Component data from apps and pages
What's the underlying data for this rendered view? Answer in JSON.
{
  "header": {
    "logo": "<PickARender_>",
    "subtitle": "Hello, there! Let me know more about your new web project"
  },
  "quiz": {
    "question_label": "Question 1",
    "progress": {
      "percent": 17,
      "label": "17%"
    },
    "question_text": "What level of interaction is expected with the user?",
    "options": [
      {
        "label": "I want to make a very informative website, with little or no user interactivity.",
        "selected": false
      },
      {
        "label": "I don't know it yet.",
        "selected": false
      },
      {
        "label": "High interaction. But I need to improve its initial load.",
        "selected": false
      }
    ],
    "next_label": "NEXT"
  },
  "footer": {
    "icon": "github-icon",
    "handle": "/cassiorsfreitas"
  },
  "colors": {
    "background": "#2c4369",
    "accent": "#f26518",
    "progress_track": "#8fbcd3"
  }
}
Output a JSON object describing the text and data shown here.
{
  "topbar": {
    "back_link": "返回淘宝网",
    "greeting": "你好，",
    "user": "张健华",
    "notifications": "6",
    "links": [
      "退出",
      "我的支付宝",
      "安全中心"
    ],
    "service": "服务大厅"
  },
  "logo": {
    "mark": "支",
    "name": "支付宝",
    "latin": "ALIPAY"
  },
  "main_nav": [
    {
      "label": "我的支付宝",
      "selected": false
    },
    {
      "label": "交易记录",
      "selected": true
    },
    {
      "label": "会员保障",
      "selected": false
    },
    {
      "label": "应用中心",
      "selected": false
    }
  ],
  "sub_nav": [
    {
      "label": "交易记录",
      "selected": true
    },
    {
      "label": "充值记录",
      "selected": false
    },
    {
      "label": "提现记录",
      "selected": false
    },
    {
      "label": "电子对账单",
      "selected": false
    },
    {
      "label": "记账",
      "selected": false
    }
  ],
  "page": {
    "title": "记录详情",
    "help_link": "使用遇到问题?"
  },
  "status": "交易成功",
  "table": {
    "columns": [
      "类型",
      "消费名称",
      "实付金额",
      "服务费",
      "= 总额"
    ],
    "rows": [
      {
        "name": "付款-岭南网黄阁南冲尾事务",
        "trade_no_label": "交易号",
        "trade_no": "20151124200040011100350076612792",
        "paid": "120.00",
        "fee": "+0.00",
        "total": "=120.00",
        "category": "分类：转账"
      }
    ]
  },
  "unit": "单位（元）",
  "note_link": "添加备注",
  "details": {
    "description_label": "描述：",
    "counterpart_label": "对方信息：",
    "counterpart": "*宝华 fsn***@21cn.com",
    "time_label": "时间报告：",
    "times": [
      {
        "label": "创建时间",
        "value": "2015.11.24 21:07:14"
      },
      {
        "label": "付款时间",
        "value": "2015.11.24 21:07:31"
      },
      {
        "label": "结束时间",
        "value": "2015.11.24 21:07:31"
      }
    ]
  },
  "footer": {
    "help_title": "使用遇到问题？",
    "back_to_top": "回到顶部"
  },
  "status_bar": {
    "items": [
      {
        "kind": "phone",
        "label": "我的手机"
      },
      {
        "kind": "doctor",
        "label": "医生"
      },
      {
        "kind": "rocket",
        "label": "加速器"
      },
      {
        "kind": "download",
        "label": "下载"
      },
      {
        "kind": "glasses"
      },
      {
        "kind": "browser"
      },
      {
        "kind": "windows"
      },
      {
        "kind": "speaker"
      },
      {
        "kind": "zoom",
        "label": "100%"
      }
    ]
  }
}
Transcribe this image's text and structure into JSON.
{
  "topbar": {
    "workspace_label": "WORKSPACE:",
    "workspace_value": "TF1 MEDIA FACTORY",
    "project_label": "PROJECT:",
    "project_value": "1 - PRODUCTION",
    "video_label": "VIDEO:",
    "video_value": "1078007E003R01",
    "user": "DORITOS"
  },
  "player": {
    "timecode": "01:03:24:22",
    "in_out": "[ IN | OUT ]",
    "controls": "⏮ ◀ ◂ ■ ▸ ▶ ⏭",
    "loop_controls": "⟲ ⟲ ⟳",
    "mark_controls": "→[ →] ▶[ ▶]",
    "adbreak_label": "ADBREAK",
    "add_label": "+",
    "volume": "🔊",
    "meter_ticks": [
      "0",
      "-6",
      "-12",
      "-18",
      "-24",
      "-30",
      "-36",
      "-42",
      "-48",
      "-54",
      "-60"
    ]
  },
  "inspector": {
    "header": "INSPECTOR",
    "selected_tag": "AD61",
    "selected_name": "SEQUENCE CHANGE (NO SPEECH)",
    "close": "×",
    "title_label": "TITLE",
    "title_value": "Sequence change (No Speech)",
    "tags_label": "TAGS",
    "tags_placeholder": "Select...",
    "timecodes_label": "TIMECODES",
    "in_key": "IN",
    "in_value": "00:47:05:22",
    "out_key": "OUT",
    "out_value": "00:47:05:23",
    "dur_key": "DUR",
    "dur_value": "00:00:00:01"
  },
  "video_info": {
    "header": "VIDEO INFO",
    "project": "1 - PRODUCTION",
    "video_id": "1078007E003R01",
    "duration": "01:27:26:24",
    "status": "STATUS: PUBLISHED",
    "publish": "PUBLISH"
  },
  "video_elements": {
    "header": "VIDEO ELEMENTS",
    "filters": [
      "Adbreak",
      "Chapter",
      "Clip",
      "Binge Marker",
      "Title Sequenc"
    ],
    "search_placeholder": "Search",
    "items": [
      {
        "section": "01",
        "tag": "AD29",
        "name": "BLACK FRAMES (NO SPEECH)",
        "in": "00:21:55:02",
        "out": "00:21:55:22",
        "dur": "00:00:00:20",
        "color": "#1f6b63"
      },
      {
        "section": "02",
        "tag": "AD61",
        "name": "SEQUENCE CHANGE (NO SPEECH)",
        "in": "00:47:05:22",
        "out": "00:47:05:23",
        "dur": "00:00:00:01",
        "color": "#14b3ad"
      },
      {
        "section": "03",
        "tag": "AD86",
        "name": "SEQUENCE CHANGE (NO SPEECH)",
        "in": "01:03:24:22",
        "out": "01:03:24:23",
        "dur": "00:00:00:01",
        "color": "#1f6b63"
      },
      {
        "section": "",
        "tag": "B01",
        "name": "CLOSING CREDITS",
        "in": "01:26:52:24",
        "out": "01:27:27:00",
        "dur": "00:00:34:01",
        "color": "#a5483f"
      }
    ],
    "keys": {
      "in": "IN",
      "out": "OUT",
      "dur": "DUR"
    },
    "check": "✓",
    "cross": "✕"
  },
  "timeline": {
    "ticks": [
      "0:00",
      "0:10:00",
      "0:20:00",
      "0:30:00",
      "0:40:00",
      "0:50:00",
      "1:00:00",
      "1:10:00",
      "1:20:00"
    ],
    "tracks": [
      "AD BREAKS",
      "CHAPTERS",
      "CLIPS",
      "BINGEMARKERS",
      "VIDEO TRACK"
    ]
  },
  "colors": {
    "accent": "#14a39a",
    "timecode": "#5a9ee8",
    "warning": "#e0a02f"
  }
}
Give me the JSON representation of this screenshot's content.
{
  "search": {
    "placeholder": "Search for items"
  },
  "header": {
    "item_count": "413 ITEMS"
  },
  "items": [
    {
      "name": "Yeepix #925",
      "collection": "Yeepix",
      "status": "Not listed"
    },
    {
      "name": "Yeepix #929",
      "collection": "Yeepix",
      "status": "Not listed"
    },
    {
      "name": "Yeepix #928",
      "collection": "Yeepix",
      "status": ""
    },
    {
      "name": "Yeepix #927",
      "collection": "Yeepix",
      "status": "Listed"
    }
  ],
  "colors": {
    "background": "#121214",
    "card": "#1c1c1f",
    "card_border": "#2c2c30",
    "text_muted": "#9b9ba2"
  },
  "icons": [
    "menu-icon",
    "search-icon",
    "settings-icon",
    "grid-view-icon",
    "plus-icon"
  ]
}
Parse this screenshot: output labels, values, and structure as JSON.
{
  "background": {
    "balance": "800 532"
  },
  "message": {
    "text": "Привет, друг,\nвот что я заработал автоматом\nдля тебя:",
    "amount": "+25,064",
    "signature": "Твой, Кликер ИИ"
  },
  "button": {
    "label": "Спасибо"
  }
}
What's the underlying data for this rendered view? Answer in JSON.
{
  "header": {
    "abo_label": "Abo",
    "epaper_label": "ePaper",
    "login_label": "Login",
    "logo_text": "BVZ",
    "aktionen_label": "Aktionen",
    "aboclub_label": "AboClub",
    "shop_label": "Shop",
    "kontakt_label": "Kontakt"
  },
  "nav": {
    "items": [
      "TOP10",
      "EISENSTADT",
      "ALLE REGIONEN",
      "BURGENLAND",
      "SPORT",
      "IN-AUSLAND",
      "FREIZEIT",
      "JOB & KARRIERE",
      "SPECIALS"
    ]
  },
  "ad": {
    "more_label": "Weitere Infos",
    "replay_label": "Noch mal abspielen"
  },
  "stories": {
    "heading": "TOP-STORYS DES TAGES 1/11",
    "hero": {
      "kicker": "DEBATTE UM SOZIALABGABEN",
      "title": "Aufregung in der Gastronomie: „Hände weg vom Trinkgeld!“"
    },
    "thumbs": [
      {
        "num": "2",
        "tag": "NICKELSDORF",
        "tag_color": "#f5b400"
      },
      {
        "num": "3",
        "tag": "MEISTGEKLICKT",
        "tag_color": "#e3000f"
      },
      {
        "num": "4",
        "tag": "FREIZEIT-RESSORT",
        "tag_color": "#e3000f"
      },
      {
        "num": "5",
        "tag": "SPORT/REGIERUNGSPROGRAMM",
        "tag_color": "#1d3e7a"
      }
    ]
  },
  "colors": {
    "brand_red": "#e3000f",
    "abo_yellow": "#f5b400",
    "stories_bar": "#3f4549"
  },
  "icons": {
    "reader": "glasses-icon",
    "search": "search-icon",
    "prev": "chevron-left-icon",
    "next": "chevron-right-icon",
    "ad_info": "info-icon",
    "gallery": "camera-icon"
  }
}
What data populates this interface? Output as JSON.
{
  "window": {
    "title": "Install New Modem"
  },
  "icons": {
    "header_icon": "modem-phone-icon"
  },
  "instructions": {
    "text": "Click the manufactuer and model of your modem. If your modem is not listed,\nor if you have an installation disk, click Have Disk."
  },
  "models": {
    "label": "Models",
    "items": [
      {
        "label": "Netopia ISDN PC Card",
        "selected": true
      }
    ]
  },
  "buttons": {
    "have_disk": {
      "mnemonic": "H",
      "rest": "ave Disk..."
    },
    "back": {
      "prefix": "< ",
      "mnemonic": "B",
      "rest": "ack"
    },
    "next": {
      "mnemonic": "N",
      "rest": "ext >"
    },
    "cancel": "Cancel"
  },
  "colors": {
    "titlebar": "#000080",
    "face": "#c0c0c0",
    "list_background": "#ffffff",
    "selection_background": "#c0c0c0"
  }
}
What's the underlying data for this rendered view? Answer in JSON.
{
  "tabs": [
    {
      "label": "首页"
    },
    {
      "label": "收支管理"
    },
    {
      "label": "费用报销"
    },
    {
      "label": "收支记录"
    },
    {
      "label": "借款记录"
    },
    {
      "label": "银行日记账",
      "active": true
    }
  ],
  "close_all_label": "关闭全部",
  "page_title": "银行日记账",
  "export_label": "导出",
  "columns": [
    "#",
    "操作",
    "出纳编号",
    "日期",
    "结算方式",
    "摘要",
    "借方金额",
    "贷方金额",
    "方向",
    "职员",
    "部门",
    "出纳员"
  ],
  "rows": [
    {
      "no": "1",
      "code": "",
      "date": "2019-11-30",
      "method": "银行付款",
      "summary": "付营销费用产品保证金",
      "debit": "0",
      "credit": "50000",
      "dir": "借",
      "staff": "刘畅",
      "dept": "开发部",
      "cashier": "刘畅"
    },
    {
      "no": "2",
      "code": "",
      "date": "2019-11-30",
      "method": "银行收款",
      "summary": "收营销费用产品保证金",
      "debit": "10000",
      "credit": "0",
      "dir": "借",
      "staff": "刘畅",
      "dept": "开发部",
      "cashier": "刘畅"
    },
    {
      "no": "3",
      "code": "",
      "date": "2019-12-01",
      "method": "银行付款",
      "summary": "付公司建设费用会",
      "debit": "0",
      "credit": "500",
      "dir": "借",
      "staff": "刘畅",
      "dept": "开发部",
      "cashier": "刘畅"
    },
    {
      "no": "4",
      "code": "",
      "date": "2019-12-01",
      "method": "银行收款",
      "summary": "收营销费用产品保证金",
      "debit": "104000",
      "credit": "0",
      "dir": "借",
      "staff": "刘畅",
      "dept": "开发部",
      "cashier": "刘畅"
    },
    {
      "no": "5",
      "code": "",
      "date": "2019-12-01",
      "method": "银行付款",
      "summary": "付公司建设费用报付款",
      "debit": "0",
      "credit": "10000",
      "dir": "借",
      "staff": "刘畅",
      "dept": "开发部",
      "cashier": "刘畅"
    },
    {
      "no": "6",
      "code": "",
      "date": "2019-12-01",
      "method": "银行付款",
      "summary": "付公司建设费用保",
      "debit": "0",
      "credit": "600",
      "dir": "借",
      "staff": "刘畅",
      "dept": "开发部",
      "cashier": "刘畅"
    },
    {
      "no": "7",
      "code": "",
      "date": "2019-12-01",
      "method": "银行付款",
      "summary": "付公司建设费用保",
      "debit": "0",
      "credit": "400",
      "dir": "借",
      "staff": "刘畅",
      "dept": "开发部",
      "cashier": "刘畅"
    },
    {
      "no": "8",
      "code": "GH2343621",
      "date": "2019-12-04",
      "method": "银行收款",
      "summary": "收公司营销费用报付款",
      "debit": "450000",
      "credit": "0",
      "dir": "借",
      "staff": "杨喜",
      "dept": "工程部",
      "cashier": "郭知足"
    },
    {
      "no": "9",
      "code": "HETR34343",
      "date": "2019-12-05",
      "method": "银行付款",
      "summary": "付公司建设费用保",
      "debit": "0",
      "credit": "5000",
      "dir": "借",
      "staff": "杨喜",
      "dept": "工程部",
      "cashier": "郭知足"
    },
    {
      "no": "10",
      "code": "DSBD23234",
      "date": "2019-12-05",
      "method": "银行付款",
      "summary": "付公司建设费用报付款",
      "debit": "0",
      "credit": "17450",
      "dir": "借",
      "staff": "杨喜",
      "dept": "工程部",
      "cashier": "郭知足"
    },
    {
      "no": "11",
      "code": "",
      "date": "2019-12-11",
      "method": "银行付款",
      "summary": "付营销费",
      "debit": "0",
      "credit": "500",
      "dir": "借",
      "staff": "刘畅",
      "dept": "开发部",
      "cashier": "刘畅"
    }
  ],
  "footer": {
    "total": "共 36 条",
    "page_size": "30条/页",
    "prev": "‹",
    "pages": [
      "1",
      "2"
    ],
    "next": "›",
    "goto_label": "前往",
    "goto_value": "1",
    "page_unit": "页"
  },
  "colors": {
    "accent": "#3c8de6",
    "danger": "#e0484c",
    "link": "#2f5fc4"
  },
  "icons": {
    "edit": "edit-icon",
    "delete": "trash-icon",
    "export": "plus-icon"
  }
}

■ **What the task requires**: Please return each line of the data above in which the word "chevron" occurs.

■ **Solution**:
    "prev": "chevron-left-icon",
    "next": "chevron-right-icon",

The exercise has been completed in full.